But even once he got to the Tour, life didn’t get any easier. In fact, it got pretty tough and he thought about quitting:
Yeah, I thought about quitting. You know, just look at 2008 and 2009, that would be two good examples for you, because 2008 I missed like 13 or 14 straight cuts. I ended up making maybe five cuts that year in ’08. I had one good showing and that was the last tournament of the year at Disney, the Children’s Miracle Network Classic, and you know, I get beat by Davis Love.
But ’09, same thing. I missed — you know, everybody knows I like to play a lot of tournaments, because I consider this the best job in the world, bar none. In ’09 I think I made like six cuts. So I went from making five cuts in ’08 to making like six cuts in ’09 and you can back check that, but I’m pretty sure that’s about right. So you know, when you go through two streaks like that, the first thing on my mind is, well, am I good enough?
And it was small wonder he felt that way. He has a golf swing that only a mother could love. He said that the Golf Channel’s Brandel Chamblee once described it as something like, “it looks like he’s trying to kill a snake with a garden hose.”
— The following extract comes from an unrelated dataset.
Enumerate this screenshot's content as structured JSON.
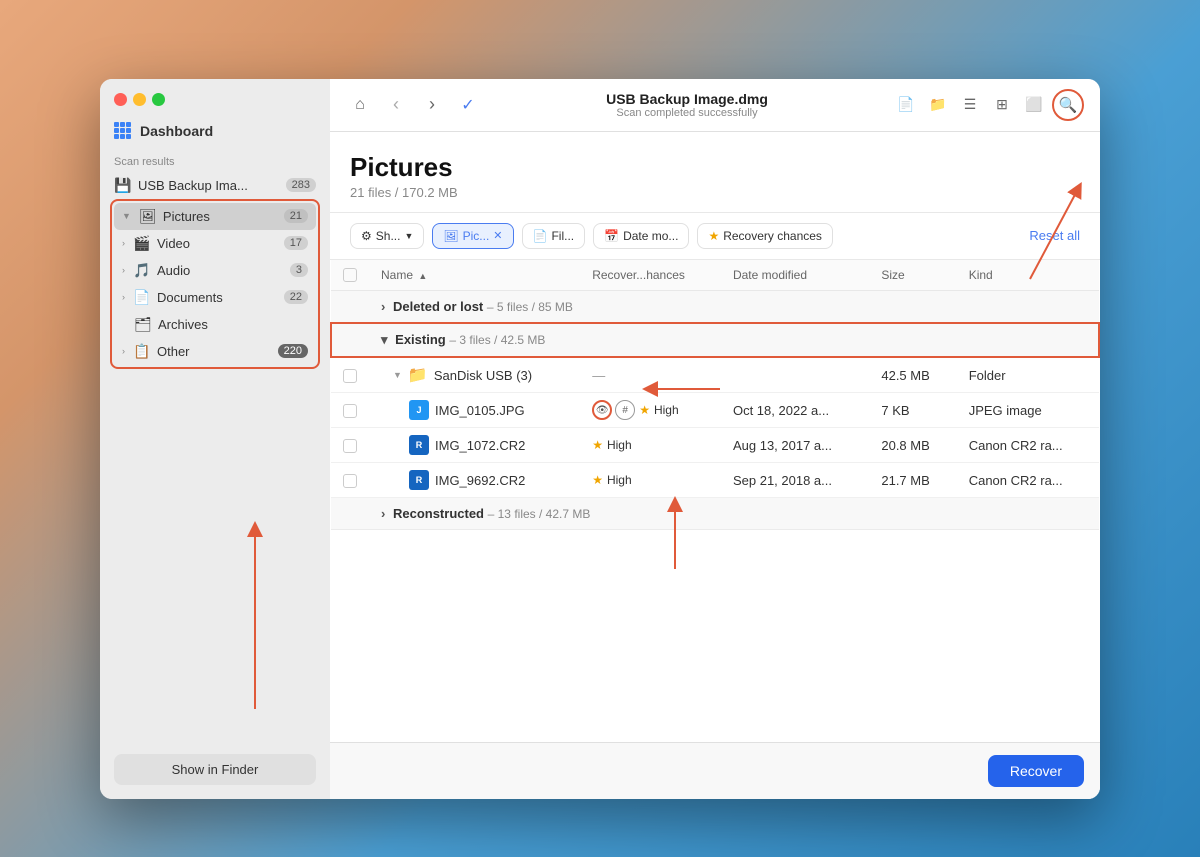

But when I followed him in his playoff loss to Mark Wilson in Phoenix in 2010, as funky as it looks, his swing was right on plane every time and he had full control of his golf ball. And make no mistake, he has a strong sense of himself and his swing:
I look at it as it’s what I’ve got. It’s what I’m working with. I mean I don’t need to change it. I mean it works for me. Look at Jim Furyk. How many people do you think tried to change his swing? How about John Daly? …Look at Bubba Watson.
Because he is such a…player…I don’t think there was anyone who understands professional golf who didn’t think he was going to win sooner or later. But I’m pretty sure that Sunday morning, nobody looked 28 places and seven strokes back and thought, “Hey, how about Tommy Gainey?”
So because this was such a shock given those circumstances and what he did about them, Tommy Gainey’s 60 earns him the tag as Sunday’s “Popup Player of the Day.”
Tommy Gainey is a genuine inspiration and we can all learn from his peace with himself. It takes patience — and guts — when the evidence is so slow in coming.